TASK DESCRIPTION >>
This task calls for every entry below to be repeated exactly, without the pictures.

Entries from a dataset of interfaces
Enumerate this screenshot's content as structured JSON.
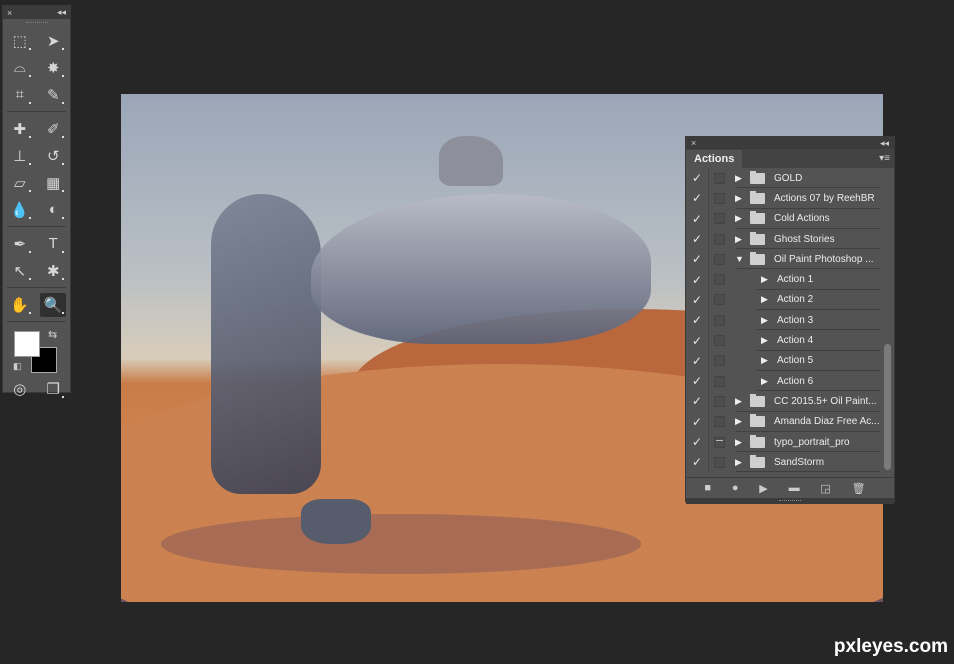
{
  "tools_panel": {
    "close_icon": "×",
    "collapse_icon": "◂◂",
    "tools": [
      [
        "rectangular-marquee-tool",
        "move-tool"
      ],
      [
        "polygonal-lasso-tool",
        "magic-wand-tool"
      ],
      [
        "crop-tool",
        "eyedropper-tool"
      ],
      [
        "spot-healing-brush-tool",
        "brush-tool"
      ],
      [
        "clone-stamp-tool",
        "history-brush-tool"
      ],
      [
        "eraser-tool",
        "gradient-tool"
      ],
      [
        "blur-tool",
        "dodge-tool"
      ],
      [
        "pen-tool",
        "type-tool"
      ],
      [
        "path-selection-tool",
        "custom-shape-tool"
      ],
      [
        "hand-tool",
        "zoom-tool"
      ]
    ],
    "glyphs": {
      "rectangular-marquee-tool": "⬚",
      "move-tool": "➤",
      "polygonal-lasso-tool": "⌓",
      "magic-wand-tool": "✸",
      "crop-tool": "⌗",
      "eyedropper-tool": "✎",
      "spot-healing-brush-tool": "✚",
      "brush-tool": "✐",
      "clone-stamp-tool": "⊥",
      "history-brush-tool": "↺",
      "eraser-tool": "▱",
      "gradient-tool": "▦",
      "blur-tool": "💧",
      "dodge-tool": "◐",
      "pen-tool": "✒",
      "type-tool": "T",
      "path-selection-tool": "↖",
      "custom-shape-tool": "✱",
      "hand-tool": "✋",
      "zoom-tool": "🔍",
      "quick-mask": "◎",
      "screen-mode": "❐",
      "swap-colors": "⇆",
      "default-colors": "◧"
    },
    "active_tool": "zoom-tool",
    "foreground_color": "#ffffff",
    "background_color": "#000000"
  },
  "actions_panel": {
    "tab_label": "Actions",
    "close_icon": "×",
    "collapse_icon": "◂◂",
    "menu_icon": "▾≡",
    "rows": [
      {
        "label": "GOLD",
        "type": "set",
        "expanded": false,
        "checked": true,
        "dialog": false
      },
      {
        "label": "Actions 07 by ReehBR",
        "type": "set",
        "expanded": false,
        "checked": true,
        "dialog": false
      },
      {
        "label": "Cold Actions",
        "type": "set",
        "expanded": false,
        "checked": true,
        "dialog": false
      },
      {
        "label": "Ghost Stories",
        "type": "set",
        "expanded": false,
        "checked": true,
        "dialog": false
      },
      {
        "label": "Oil Paint Photoshop ...",
        "type": "set",
        "expanded": true,
        "checked": true,
        "dialog": false
      },
      {
        "label": "Action 1",
        "type": "action",
        "expanded": false,
        "checked": true,
        "dialog": false
      },
      {
        "label": "Action 2",
        "type": "action",
        "expanded": false,
        "checked": true,
        "dialog": false
      },
      {
        "label": "Action 3",
        "type": "action",
        "expanded": false,
        "checked": true,
        "dialog": false
      },
      {
        "label": "Action 4",
        "type": "action",
        "expanded": false,
        "checked": true,
        "dialog": false
      },
      {
        "label": "Action 5",
        "type": "action",
        "expanded": false,
        "checked": true,
        "dialog": false
      },
      {
        "label": "Action 6",
        "type": "action",
        "expanded": false,
        "checked": true,
        "dialog": false
      },
      {
        "label": "CC 2015.5+ Oil Paint...",
        "type": "set",
        "expanded": false,
        "checked": true,
        "dialog": false
      },
      {
        "label": "Amanda Diaz Free Ac...",
        "type": "set",
        "expanded": false,
        "checked": true,
        "dialog": false
      },
      {
        "label": "typo_portrait_pro",
        "type": "set",
        "expanded": false,
        "checked": true,
        "dialog": true
      },
      {
        "label": "SandStorm",
        "type": "set",
        "expanded": false,
        "checked": true,
        "dialog": false
      }
    ],
    "bottom_buttons": [
      {
        "name": "stop-button",
        "glyph": "■"
      },
      {
        "name": "record-button",
        "glyph": "●"
      },
      {
        "name": "play-button",
        "glyph": "▶"
      },
      {
        "name": "new-set-button",
        "glyph": "▬"
      },
      {
        "name": "new-action-button",
        "glyph": "◲"
      },
      {
        "name": "delete-button",
        "glyph": "🗑"
      }
    ]
  },
  "watermark": "pxleyes.com"
}
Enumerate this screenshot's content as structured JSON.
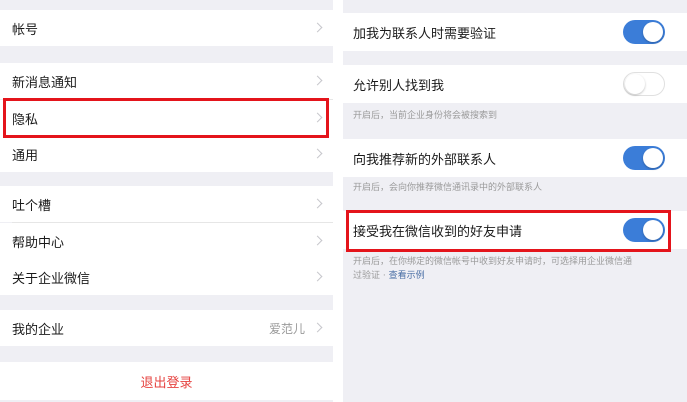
{
  "left_menu": {
    "account": "帐号",
    "new_message_notify": "新消息通知",
    "privacy": "隐私",
    "general": "通用",
    "feedback": "吐个槽",
    "help_center": "帮助中心",
    "about": "关于企业微信",
    "my_company": "我的企业",
    "my_company_value": "爱范儿",
    "logout": "退出登录"
  },
  "right_settings": {
    "require_verification": {
      "label": "加我为联系人时需要验证",
      "enabled": true
    },
    "allow_find_me": {
      "label": "允许别人找到我",
      "enabled": false,
      "hint": "开启后，当前企业身份将会被搜索到"
    },
    "recommend_external": {
      "label": "向我推荐新的外部联系人",
      "enabled": true,
      "hint": "开启后，会向你推荐微信通讯录中的外部联系人"
    },
    "accept_wechat_requests": {
      "label": "接受我在微信收到的好友申请",
      "enabled": true,
      "hint_line1": "开启后，在你绑定的微信帐号中收到好友申请时，可选择用企业微信通",
      "hint_line2_prefix": "过验证 · ",
      "hint_link": "查看示例"
    }
  },
  "colors": {
    "accent_blue": "#3b7dd8",
    "highlight_red": "#e4141b",
    "logout_red": "#e64340",
    "background_gray": "#efeff4"
  }
}
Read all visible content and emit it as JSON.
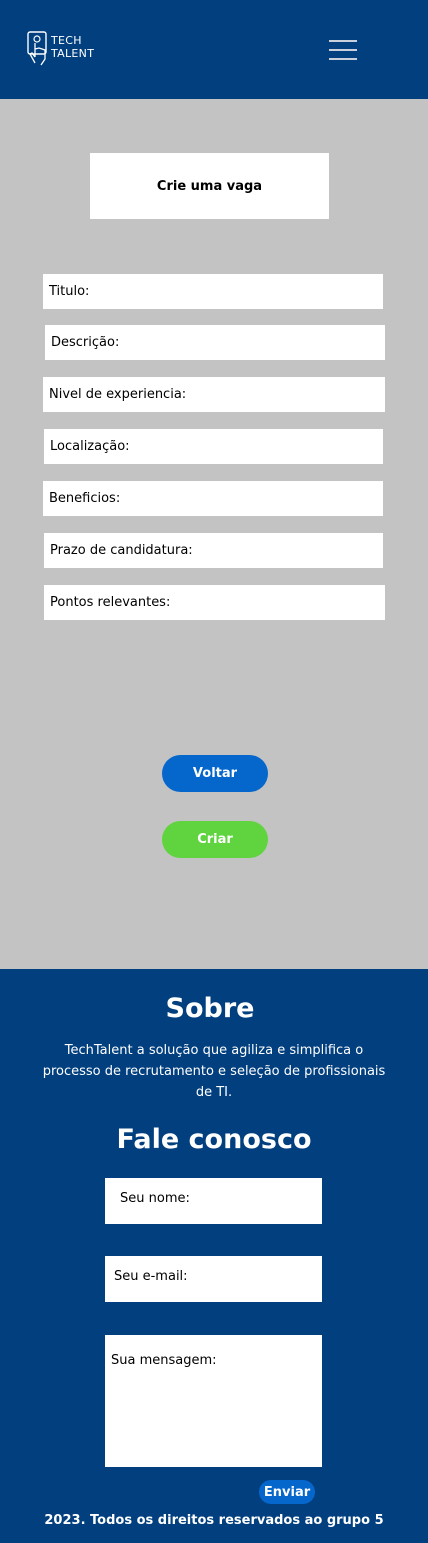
{
  "header": {
    "logo_line1": "TECH",
    "logo_line2": "TALENT",
    "menu_icon": "hamburger-menu-icon"
  },
  "form": {
    "title": "Crie uma vaga",
    "fields": [
      "Titulo:",
      "Descrição:",
      "Nivel de experiencia:",
      "Localização:",
      "Beneficios:",
      "Prazo de candidatura:",
      "Pontos relevantes:"
    ],
    "back_label": "Voltar",
    "create_label": "Criar"
  },
  "footer": {
    "about_title": "Sobre",
    "about_text": "TechTalent a solução que agiliza e simplifica o processo de recrutamento e seleção de profissionais de TI.",
    "contact_title": "Fale conosco",
    "name_placeholder": "Seu nome:",
    "email_placeholder": "Seu e-mail:",
    "message_placeholder": "Sua mensagem:",
    "send_label": "Enviar",
    "copyright": "2023. Todos os direitos reservados ao grupo 5"
  },
  "colors": {
    "header_bg": "#013f7f",
    "page_bg": "#c3c3c3",
    "primary_button": "#0566cc",
    "create_button": "#5fd43f"
  }
}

RESPONSE TO THE EXERCISE >>
Enumerate this screenshot's content as structured JSON.
{
  "tools_panel": {
    "close_icon": "×",
    "collapse_icon": "◂◂",
    "tools": [
      [
        "rectangular-marquee-tool",
        "move-tool"
      ],
      [
        "polygonal-lasso-tool",
        "magic-wand-tool"
      ],
      [
        "crop-tool",
        "eyedropper-tool"
      ],
      [
        "spot-healing-brush-tool",
        "brush-tool"
      ],
      [
        "clone-stamp-tool",
        "history-brush-tool"
      ],
      [
        "eraser-tool",
        "gradient-tool"
      ],
      [
        "blur-tool",
        "dodge-tool"
      ],
      [
        "pen-tool",
        "type-tool"
      ],
      [
        "path-selection-tool",
        "custom-shape-tool"
      ],
      [
        "hand-tool",
        "zoom-tool"
      ]
    ],
    "glyphs": {
      "rectangular-marquee-tool": "⬚",
      "move-tool": "➤",
      "polygonal-lasso-tool": "⌓",
      "magic-wand-tool": "✸",
      "crop-tool": "⌗",
      "eyedropper-tool": "✎",
      "spot-healing-brush-tool": "✚",
      "brush-tool": "✐",
      "clone-stamp-tool": "⊥",
      "history-brush-tool": "↺",
      "eraser-tool": "▱",
      "gradient-tool": "▦",
      "blur-tool": "💧",
      "dodge-tool": "◐",
      "pen-tool": "✒",
      "type-tool": "T",
      "path-selection-tool": "↖",
      "custom-shape-tool": "✱",
      "hand-tool": "✋",
      "zoom-tool": "🔍",
      "quick-mask": "◎",
      "screen-mode": "❐",
      "swap-colors": "⇆",
      "default-colors": "◧"
    },
    "active_tool": "zoom-tool",
    "foreground_color": "#ffffff",
    "background_color": "#000000"
  },
  "actions_panel": {
    "tab_label": "Actions",
    "close_icon": "×",
    "collapse_icon": "◂◂",
    "menu_icon": "▾≡",
    "rows": [
      {
        "label": "GOLD",
        "type": "set",
        "expanded": false,
        "checked": true,
        "dialog": false
      },
      {
        "label": "Actions 07 by ReehBR",
        "type": "set",
        "expanded": false,
        "checked": true,
        "dialog": false
      },
      {
        "label": "Cold Actions",
        "type": "set",
        "expanded": false,
        "checked": true,
        "dialog": false
      },
      {
        "label": "Ghost Stories",
        "type": "set",
        "expanded": false,
        "checked": true,
        "dialog": false
      },
      {
        "label": "Oil Paint Photoshop ...",
        "type": "set",
        "expanded": true,
        "checked": true,
        "dialog": false
      },
      {
        "label": "Action 1",
        "type": "action",
        "expanded": false,
        "checked": true,
        "dialog": false
      },
      {
        "label": "Action 2",
        "type": "action",
        "expanded": false,
        "checked": true,
        "dialog": false
      },
      {
        "label": "Action 3",
        "type": "action",
        "expanded": false,
        "checked": true,
        "dialog": false
      },
      {
        "label": "Action 4",
        "type": "action",
        "expanded": false,
        "checked": true,
        "dialog": false
      },
      {
        "label": "Action 5",
        "type": "action",
        "expanded": false,
        "checked": true,
        "dialog": false
      },
      {
        "label": "Action 6",
        "type": "action",
        "expanded": false,
        "checked": true,
        "dialog": false
      },
      {
        "label": "CC 2015.5+ Oil Paint...",
        "type": "set",
        "expanded": false,
        "checked": true,
        "dialog": false
      },
      {
        "label": "Amanda Diaz Free Ac...",
        "type": "set",
        "expanded": false,
        "checked": true,
        "dialog": false
      },
      {
        "label": "typo_portrait_pro",
        "type": "set",
        "expanded": false,
        "checked": true,
        "dialog": true
      },
      {
        "label": "SandStorm",
        "type": "set",
        "expanded": false,
        "checked": true,
        "dialog": false
      }
    ],
    "bottom_buttons": [
      {
        "name": "stop-button",
        "glyph": "■"
      },
      {
        "name": "record-button",
        "glyph": "●"
      },
      {
        "name": "play-button",
        "glyph": "▶"
      },
      {
        "name": "new-set-button",
        "glyph": "▬"
      },
      {
        "name": "new-action-button",
        "glyph": "◲"
      },
      {
        "name": "delete-button",
        "glyph": "🗑"
      }
    ]
  },
  "watermark": "pxleyes.com"
}
Enumerate this screenshot's content as structured JSON.
{
  "left_menu": {
    "account": "帐号",
    "new_message_notify": "新消息通知",
    "privacy": "隐私",
    "general": "通用",
    "feedback": "吐个槽",
    "help_center": "帮助中心",
    "about": "关于企业微信",
    "my_company": "我的企业",
    "my_company_value": "爱范儿",
    "logout": "退出登录"
  },
  "right_settings": {
    "require_verification": {
      "label": "加我为联系人时需要验证",
      "enabled": true
    },
    "allow_find_me": {
      "label": "允许别人找到我",
      "enabled": false,
      "hint": "开启后，当前企业身份将会被搜索到"
    },
    "recommend_external": {
      "label": "向我推荐新的外部联系人",
      "enabled": true,
      "hint": "开启后，会向你推荐微信通讯录中的外部联系人"
    },
    "accept_wechat_requests": {
      "label": "接受我在微信收到的好友申请",
      "enabled": true,
      "hint_line1": "开启后，在你绑定的微信帐号中收到好友申请时，可选择用企业微信通",
      "hint_line2_prefix": "过验证 · ",
      "hint_link": "查看示例"
    }
  },
  "colors": {
    "accent_blue": "#3b7dd8",
    "highlight_red": "#e4141b",
    "logout_red": "#e64340",
    "background_gray": "#efeff4"
  }
}
Read all visible content and emit it as JSON.
{
  "header": {
    "logo_line1": "TECH",
    "logo_line2": "TALENT",
    "menu_icon": "hamburger-menu-icon"
  },
  "form": {
    "title": "Crie uma vaga",
    "fields": [
      "Titulo:",
      "Descrição:",
      "Nivel de experiencia:",
      "Localização:",
      "Beneficios:",
      "Prazo de candidatura:",
      "Pontos relevantes:"
    ],
    "back_label": "Voltar",
    "create_label": "Criar"
  },
  "footer": {
    "about_title": "Sobre",
    "about_text": "TechTalent a solução que agiliza e simplifica o processo de recrutamento e seleção de profissionais de TI.",
    "contact_title": "Fale conosco",
    "name_placeholder": "Seu nome:",
    "email_placeholder": "Seu e-mail:",
    "message_placeholder": "Sua mensagem:",
    "send_label": "Enviar",
    "copyright": "2023. Todos os direitos reservados ao grupo 5"
  },
  "colors": {
    "header_bg": "#013f7f",
    "page_bg": "#c3c3c3",
    "primary_button": "#0566cc",
    "create_button": "#5fd43f"
  }
}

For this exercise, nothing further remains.